Dating & Relationship Violence
Dating violence is another type of interpersonal violence that’s defined as a pattern of behaviors meant to control someone, coerce them into doing things they might not want to and isolate them from others.
Dating violence can include the use of physical and sexual violence, threats, intimidation, emotional abuse and controlling of finances. Physical abuse does not have to be present for it to be a controlling and abusive relationship. An abuser may use many different controlling behaviors within an intimate relationship. Dating and relationship violence and sexual assault affects people of all races, genders, sexual orientations, social classes, ages and abilities.
Stalking is unwanted, repeated and continuing contact that causes a person to feel uncomfortable, fearful or harassed. Stalking can be serious and sometimes violent, and it often escalates over time.
Stalking can happen in person or via social media or texting. Stalkers can be students, co-workers, supervisors, current or former intimate partners, family members, acquaintances or strangers and affects people of all races, genders, sexual orientations, social classes, ages and abilities. It can be difficult to know what to do next if you are being stalked or someone shares with you their concerns about being stalked. Know that you are not alone.

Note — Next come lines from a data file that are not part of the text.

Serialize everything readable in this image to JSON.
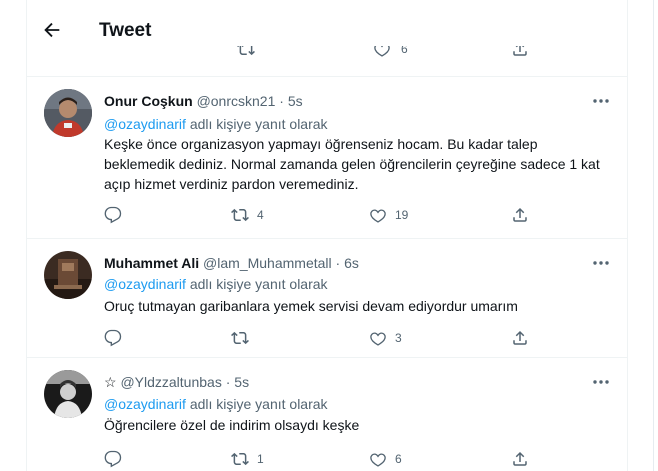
{
  "header": {
    "title": "Tweet",
    "back_icon": "arrow-left-icon"
  },
  "prev_actions": {
    "counts": [
      "",
      "",
      "6"
    ]
  },
  "reply_prefix": "adlı kişiye yanıt olarak",
  "tweets": [
    {
      "name": "Onur Coşkun",
      "handle": "@onrcskn21",
      "dot": "·",
      "time": "5s",
      "mention": "@ozaydinarif",
      "text": "Keşke önce organizasyon yapmayı öğrenseniz hocam. Bu kadar talep beklemedik dediniz. Normal zamanda gelen öğrencilerin çeyreğine sadece 1 kat açıp hizmet verdiniz pardon veremediniz.",
      "replies": "",
      "retweets": "4",
      "likes": "19"
    },
    {
      "name": "Muhammet Ali",
      "handle": "@lam_Muhammetall",
      "dot": "·",
      "time": "6s",
      "mention": "@ozaydinarif",
      "text": "Oruç tutmayan garibanlara yemek servisi devam ediyordur umarım",
      "replies": "",
      "retweets": "",
      "likes": "3"
    },
    {
      "name": "☆",
      "handle": "@Yldzzaltunbas",
      "dot": "·",
      "time": "5s",
      "mention": "@ozaydinarif",
      "text": "Öğrencilere özel de indirim olsaydı keşke",
      "replies": "",
      "retweets": "1",
      "likes": "6"
    }
  ],
  "colors": {
    "accent": "#1d9bf0",
    "secondary_text": "#536471",
    "border": "#eff3f4"
  }
}
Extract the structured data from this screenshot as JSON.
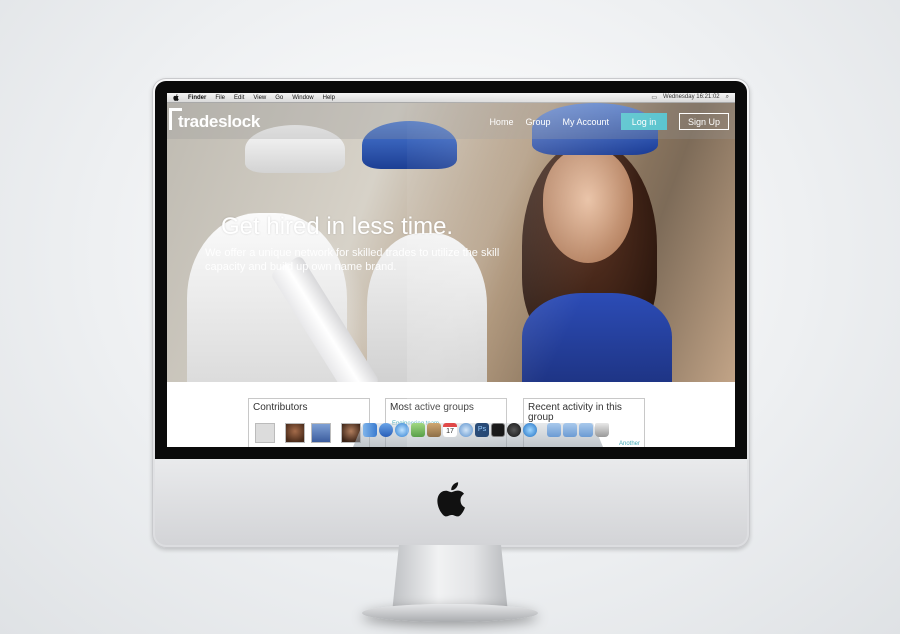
{
  "menubar": {
    "items": [
      "Finder",
      "File",
      "Edit",
      "View",
      "Go",
      "Window",
      "Help"
    ],
    "clock": "Wednesday 16:21:02"
  },
  "site": {
    "logo": "tradeslock",
    "nav": [
      "Home",
      "Group",
      "My Account"
    ],
    "login_label": "Log in",
    "signup_label": "Sign Up",
    "accent_color": "#5cc5cf"
  },
  "hero": {
    "headline": "Get hired in less time.",
    "subline": "We offer a unique network for skilled trades to utilize the skill capacity and build up own name brand."
  },
  "cards": {
    "contributors_title": "Contributors",
    "groups_title": "Most active groups",
    "groups_first": "Engineering team",
    "activity_title": "Recent activity in this group",
    "activity_snippet": "Another"
  },
  "dock": {
    "icons": [
      "finder-icon",
      "app-store-icon",
      "safari-icon",
      "mail-icon",
      "address-book-icon",
      "calendar-icon",
      "itunes-icon",
      "photoshop-icon",
      "terminal-icon",
      "time-machine-icon",
      "quicktime-icon",
      "folder-icon",
      "folder-icon",
      "folder-icon",
      "trash-icon"
    ],
    "calendar_day": "17"
  }
}
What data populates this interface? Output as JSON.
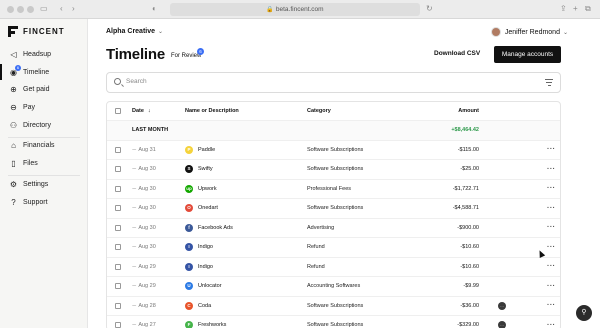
{
  "browser": {
    "url": "beta.fincent.com"
  },
  "sidebar": {
    "logo_text": "FINCENT",
    "items": [
      {
        "label": "Headsup",
        "icon": "megaphone-icon"
      },
      {
        "label": "Timeline",
        "icon": "timeline-icon",
        "badge": "6",
        "active": true
      },
      {
        "label": "Get paid",
        "icon": "dollar-icon"
      },
      {
        "label": "Pay",
        "icon": "pay-icon"
      },
      {
        "label": "Directory",
        "icon": "people-icon"
      },
      {
        "label": "Financials",
        "icon": "bank-icon"
      },
      {
        "label": "Files",
        "icon": "file-icon"
      },
      {
        "label": "Settings",
        "icon": "gear-icon"
      },
      {
        "label": "Support",
        "icon": "help-icon"
      }
    ]
  },
  "header": {
    "org": "Alpha Creative",
    "user": "Jeniffer Redmond",
    "title": "Timeline",
    "review_label": "For Review",
    "review_count": "6",
    "download_label": "Download CSV",
    "manage_label": "Manage accounts"
  },
  "search": {
    "placeholder": "Search"
  },
  "table": {
    "columns": {
      "date": "Date",
      "name": "Name or Description",
      "category": "Category",
      "amount": "Amount"
    },
    "group": {
      "label": "LAST MONTH",
      "total": "+$8,464.42"
    },
    "rows": [
      {
        "date": "Aug 31",
        "name": "Paddle",
        "category": "Software Subscriptions",
        "amount": "-$115.00",
        "logo_color": "#f5d33b",
        "logo_char": "P",
        "comment": false
      },
      {
        "date": "Aug 30",
        "name": "Swifty",
        "category": "Software Subscriptions",
        "amount": "-$25.00",
        "logo_color": "#111111",
        "logo_char": "S",
        "comment": false
      },
      {
        "date": "Aug 30",
        "name": "Upwork",
        "category": "Professional Fees",
        "amount": "-$1,722.71",
        "logo_color": "#14a800",
        "logo_char": "up",
        "comment": false
      },
      {
        "date": "Aug 30",
        "name": "Onedart",
        "category": "Software Subscriptions",
        "amount": "-$4,588.71",
        "logo_color": "#e34b3a",
        "logo_char": "O",
        "comment": false
      },
      {
        "date": "Aug 30",
        "name": "Facebook Ads",
        "category": "Advertising",
        "amount": "-$900.00",
        "logo_color": "#3b5998",
        "logo_char": "f",
        "comment": false
      },
      {
        "date": "Aug 30",
        "name": "Indigo",
        "category": "Refund",
        "amount": "-$10.60",
        "logo_color": "#3554a5",
        "logo_char": "I",
        "comment": false
      },
      {
        "date": "Aug 29",
        "name": "Indigo",
        "category": "Refund",
        "amount": "-$10.60",
        "logo_color": "#3554a5",
        "logo_char": "I",
        "comment": false
      },
      {
        "date": "Aug 29",
        "name": "Unlocator",
        "category": "Accounting Softwares",
        "amount": "-$9.99",
        "logo_color": "#2c7be5",
        "logo_char": "U",
        "comment": false
      },
      {
        "date": "Aug 28",
        "name": "Coda",
        "category": "Software Subscriptions",
        "amount": "-$36.00",
        "logo_color": "#e8542a",
        "logo_char": "C",
        "comment": true
      },
      {
        "date": "Aug 27",
        "name": "Freshworks",
        "category": "Software Subscriptions",
        "amount": "-$329.00",
        "logo_color": "#45b44a",
        "logo_char": "F",
        "comment": true
      }
    ]
  },
  "colors": {
    "accent": "#3b6ef5",
    "positive": "#2e9a4c",
    "primary_button": "#111111"
  }
}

Sexual exploitation is when someone takes non-consensual or abusive advantage of another individual for the purposes of sexual arousal or gratification, financial gain, or another personal benefit. It can include the use of force, fraud, and/or coercion. Some examples of sexual exploitation can include sharing pictures or videos of another person’s nudity or sexual activity without consent, or blackmailing another person by threatening to send pictures of them with their same-gender partner to their family who is unaware of the person's sexual orientation.
UW Tacoma provides free confidential advocacy support for students affected by sexual assault, rape, relationship violence, domestic violence, stalking, sexual harassment and other related experiences. Advocacy is the only confidential starting point for any student affected by these issues. Meeting with an advocate will not automatically lead to any kind of investigation by the university or the police and you do not need to make a formal report to receive support from an advocate.
The UW Tacoma confidential advocate provides compassionate and empowering support and can help you explore your rights and options, and get you connected to resources. All decisions to pursue next steps, if any, are entirely up to you. Get connected to the advocate today at email@example.com or 253-692-4750.
The Advocate believes survivors and is trained in trauma-informed and survivor-centered skills. The Advocate helps survivors to understand their experience, informs them of their rights and options, helps them decide what next steps to take if any, and offers accommodations and referrals for wrap around care. Survivors can share as much or as little information as they want in a safe and confidential space.
SafeCampus is the University of Washington’s violence-prevention and response program. SafeCampus supports students, staff, faculty and community members in preventing violence. You can call SafeCampus at 206-685-7233 no matter where you work or study to anonymously discuss safety and well-being concerns for yourself or others. In urgent situations, call 911.
What can I expect when I call SafeCampus?
A trained professional will listen in a non-judgmental, empathetic way. They are here to offer support and guidance when you have concerns for yourself or others. You can tell SafeCampus about something that happened or share your safety concerns. You’re welcome to say as much or as little as you want to. During the call, the SafeCampus professional might ask questions about the details of the incident, concerns for safety, and what next steps you would like to see happen.
Learn more about SafeCampus, signs of dating violence and stalking, and how to respond and what to do when someone discloses an incident of sexual assault.